Exercise directions:
What's needed is a word-for-word retyping of the entries below, pictures omitted.

Records excerpted from a collection:
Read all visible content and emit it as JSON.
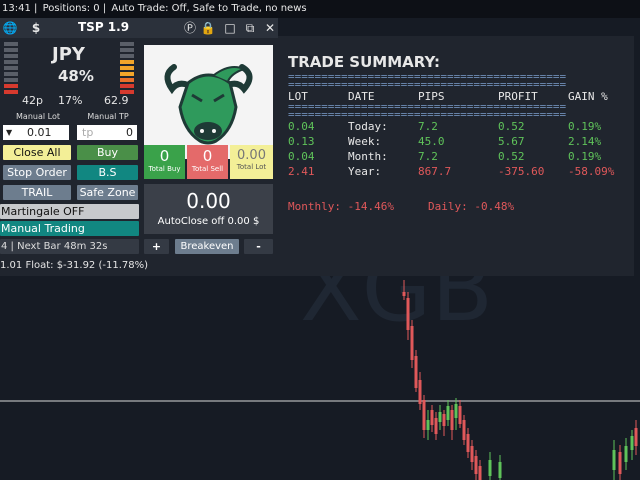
{
  "status": {
    "time": "13:41",
    "positions": "Positions: 0",
    "auto": "Auto Trade: Off, Safe to Trade, no news"
  },
  "panel": {
    "title": "TSP 1.9",
    "currency": "JPY",
    "percent": "48%",
    "left_pips": "42p",
    "mid_pct": "17%",
    "right_val": "62.9",
    "manual_lot_label": "Manual Lot",
    "manual_tp_label": "Manual TP",
    "lot_value": "0.01",
    "tp_placeholder": "tp",
    "tp_value": "0",
    "close_all": "Close All",
    "buy": "Buy",
    "stop_order": "Stop Order",
    "bs": "B.S",
    "trail": "TRAIL",
    "safe_zone": "Safe Zone",
    "martingale": "Martingale OFF",
    "manual_trading": "Manual Trading",
    "next_bar": "4 | Next Bar 48m 32s",
    "float": "1.01  Float: $-31.92 (-11.78%)",
    "total_buy_val": "0",
    "total_buy_lbl": "Total Buy",
    "total_sell_val": "0",
    "total_sell_lbl": "Total Sell",
    "total_lot_val": "0.00",
    "total_lot_lbl": "Total Lot",
    "profit_val": "0.00",
    "autoclose": "AutoClose off 0.00 $",
    "plus": "+",
    "breakeven": "Breakeven",
    "minus": "-"
  },
  "summary": {
    "title": "TRADE SUMMARY:",
    "rule": "==========================================",
    "headers": [
      "LOT",
      "DATE",
      "PIPS",
      "PROFIT",
      "GAIN %"
    ],
    "rows": [
      {
        "lot": "0.04",
        "date": "Today:",
        "pips": "7.2",
        "profit": "0.52",
        "gain": "0.19%",
        "color": "#5fc35a"
      },
      {
        "lot": "0.13",
        "date": "Week:",
        "pips": "45.0",
        "profit": "5.67",
        "gain": "2.14%",
        "color": "#5fc35a"
      },
      {
        "lot": "0.04",
        "date": "Month:",
        "pips": "7.2",
        "profit": "0.52",
        "gain": "0.19%",
        "color": "#5fc35a"
      },
      {
        "lot": "2.41",
        "date": "Year:",
        "pips": "867.7",
        "profit": "-375.60",
        "gain": "-58.09%",
        "color": "#e0585a"
      }
    ],
    "monthly": "Monthly: -14.46%",
    "daily": "Daily: -0.48%"
  },
  "colors": {
    "green": "#5fc35a",
    "red": "#e0585a",
    "rule": "#6f8fb8"
  }
}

Solution for this problem:
Read all visible content and emit it as JSON.
{
  "status": {
    "time": "13:41",
    "positions": "Positions: 0",
    "auto": "Auto Trade: Off, Safe to Trade, no news"
  },
  "panel": {
    "title": "TSP 1.9",
    "currency": "JPY",
    "percent": "48%",
    "left_pips": "42p",
    "mid_pct": "17%",
    "right_val": "62.9",
    "manual_lot_label": "Manual Lot",
    "manual_tp_label": "Manual TP",
    "lot_value": "0.01",
    "tp_placeholder": "tp",
    "tp_value": "0",
    "close_all": "Close All",
    "buy": "Buy",
    "stop_order": "Stop Order",
    "bs": "B.S",
    "trail": "TRAIL",
    "safe_zone": "Safe Zone",
    "martingale": "Martingale OFF",
    "manual_trading": "Manual Trading",
    "next_bar": "4 | Next Bar 48m 32s",
    "float": "1.01  Float: $-31.92 (-11.78%)",
    "total_buy_val": "0",
    "total_buy_lbl": "Total Buy",
    "total_sell_val": "0",
    "total_sell_lbl": "Total Sell",
    "total_lot_val": "0.00",
    "total_lot_lbl": "Total Lot",
    "profit_val": "0.00",
    "autoclose": "AutoClose off 0.00 $",
    "plus": "+",
    "breakeven": "Breakeven",
    "minus": "-"
  },
  "summary": {
    "title": "TRADE SUMMARY:",
    "rule": "==========================================",
    "headers": [
      "LOT",
      "DATE",
      "PIPS",
      "PROFIT",
      "GAIN %"
    ],
    "rows": [
      {
        "lot": "0.04",
        "date": "Today:",
        "pips": "7.2",
        "profit": "0.52",
        "gain": "0.19%",
        "color": "#5fc35a"
      },
      {
        "lot": "0.13",
        "date": "Week:",
        "pips": "45.0",
        "profit": "5.67",
        "gain": "2.14%",
        "color": "#5fc35a"
      },
      {
        "lot": "0.04",
        "date": "Month:",
        "pips": "7.2",
        "profit": "0.52",
        "gain": "0.19%",
        "color": "#5fc35a"
      },
      {
        "lot": "2.41",
        "date": "Year:",
        "pips": "867.7",
        "profit": "-375.60",
        "gain": "-58.09%",
        "color": "#e0585a"
      }
    ],
    "monthly": "Monthly: -14.46%",
    "daily": "Daily: -0.48%"
  },
  "colors": {
    "green": "#5fc35a",
    "red": "#e0585a",
    "rule": "#6f8fb8"
  }
}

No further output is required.